Did you know that dogs can die of heat-related illnesses in less than 15 mins!
Because dogs have limited ability to sweat they pant and use shade to cool themselves down on warm days. Because they also love to run around and play nearly three-quarters of heatstroke cases develop while playing and exercising. It can also be caused by simply sitting somewhere too warm even in a room without proper ventilation, or sitting in the sun too long.
We know it is tough esp when you are on holiday and just want to let them play all day but they don't know their limits so you need to help them, if it is 19 degrees and above your dogs can be at risk of heat stroke
Signs of heatstroke can progress quickly and can include according to the PDSA:
- Fast breathing/difficulty breathing
- Lethargy (low energy)
- Foaming at the mouth
- Bright red gums/very pale gums
- Weakness and collapse
- Vomiting with blood
- Diarrhoea with blood
If you think your dog may have heatstroke it is vital that you immediately contact a vet while cooling them down. Early advice and treatment are essential to saving a dog’s life. Research has found that in the UK, although 1 in 7 dogs that are taken to vets with heatstroke die, 98% that are seen with mild signs are likely to survive.
Tips on how to help a dog with heatstroke:
- Stop them exercising, move them out of the heat and into the shade
- Call a vet for advice
- Lay them down on a cool floor
- Offer them small amounts of water to drink
- Carefully pour water over the dog’s body, or sponge them if water is limited. Particularly focus on their neck, tummy, and inner thighs. Ideally continue to do this until their breathing returns to normal. Make sure the dog doesn’t inhale any water while you’re trying to cool them down.

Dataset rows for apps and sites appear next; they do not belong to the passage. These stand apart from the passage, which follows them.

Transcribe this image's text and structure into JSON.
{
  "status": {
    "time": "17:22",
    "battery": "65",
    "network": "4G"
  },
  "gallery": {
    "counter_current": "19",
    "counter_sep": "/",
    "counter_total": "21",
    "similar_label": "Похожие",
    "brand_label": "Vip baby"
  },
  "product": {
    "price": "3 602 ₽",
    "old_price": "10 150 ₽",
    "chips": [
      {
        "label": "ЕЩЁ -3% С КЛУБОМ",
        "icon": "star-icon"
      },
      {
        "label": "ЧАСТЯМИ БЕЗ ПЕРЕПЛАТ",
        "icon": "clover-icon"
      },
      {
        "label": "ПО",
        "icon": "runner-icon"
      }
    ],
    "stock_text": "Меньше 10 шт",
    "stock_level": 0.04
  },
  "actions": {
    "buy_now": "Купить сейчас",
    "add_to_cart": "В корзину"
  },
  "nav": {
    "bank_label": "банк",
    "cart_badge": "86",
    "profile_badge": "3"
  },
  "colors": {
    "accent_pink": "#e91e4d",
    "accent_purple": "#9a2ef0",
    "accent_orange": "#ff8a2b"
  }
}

- Fan them with cool air or put them in an air-conditioned room or car if possible. The impact of fanning them, or putting them somewhere that’s air-conditioned, will be best if they’re already wet